3 Replies Latest reply on May 24, 2013 9:10 AM by philmodjunk

    Shared scripts and layouts across databases

    ArjenSchipmolder

      Title

      Shared scripts and layouts across databases

      Post

           Hi,

           I'm trying to make a multi-database system that keeps as much of the data separated from the interface as possible.

           That way I should be able to keep all scripts and layouts in one database and the actual data in other databases.

            

           To do this, I initially tried to create one database that would contain all layouts and scripts etc and then additional databases, one for each of our customers, to contain all data for that customer. The idea being that the user logs in and selects a customer. This in turn would display the data for that customer, as in "data from that customer's external database".

           This in itself worked ok, but it looks like it would require me to make individual layouts for each customer as well as the layouts are linked to one particular table (from the external database in this case) and can't be altered on runtime which isn't what I want as the layouts of all customers would be largely identical.

           Another problem I'm running into is that, althought the layout are styled identically, the fields used by each customer may differ slighly.
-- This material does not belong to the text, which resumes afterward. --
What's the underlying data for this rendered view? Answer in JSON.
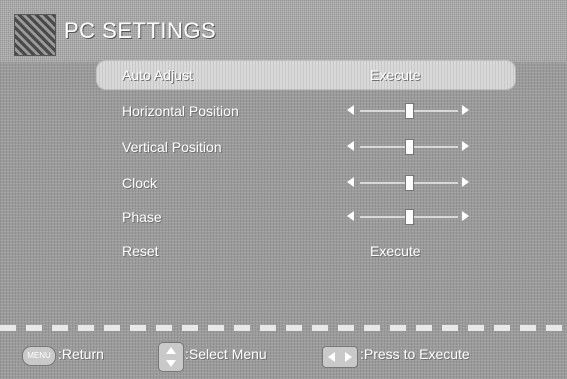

As I understand it, layouts are static and I can't create a dynamic list of fields to display so that would be a problem as well.

            

           Alternatively, I thought i may be possible to do it the other way around, where each customer has it's own database with layouts for that customer and the user would open the database for the customer they want to view, but for all generic layouts (like headers, footers, etc) and scripts to be loaded from one centralised database. That way it would still allow me to keep all those consistent throughout all customers without having to change them all every time a change is made, but I haven't found any way of doing this yet so not sure if this is possible at all.

            

           I hope this makes any sense, but does anyone know how to make it work like this (if at all possible)?

            

           I'm currently running FM Pro Advanced 12 and the databases will all be shared via IWP on a FM 12 server as well.

            

           Thanks

           Arjen

            

        • 1. Re: Shared scripts and layouts across databases
          philmodjunk

               Please see this thread on what we refer to as the data separation method: Convert to Seperation Model

               Trying to put each customer's data in a separate file, but sharing the same copy of an interface file--the file with all your scripts and layouts won't work. But you can put all the customers' data into one single set of tables in a single data file and then there are a variety of ways that you can control which customer's data is accessible for a given user and which set of layouts in the interface file are to be used when viewing that data.

               

                    Another problem I'm running into is that, althought the layout are styled identically, the fields used by each customer may differ slighly.

               You may indeed need to either develop several layouts to handle the differences or you might have a tab control (The control itself can be invisible) where each panel contains slightly different layout design variations and a script can automatically select for the tab panel appropriate for a given customer.

          • 2. Re: Shared scripts and layouts across databases
            ArjenSchipmolder

                 Thanks Phil,

                 I was afraid you were going to say that, but your answer makes sense.

                 I've got a feeling I'll end up with individual databases for each customer after all and just have to manage updates to layouts and scripts manually. Not ideal but it'll work.

            • 3. Re: Shared scripts and layouts across databases
              philmodjunk

                   I see no major reason why maintaining separate database designs would be necessary and can make for a lot of duplication of effort.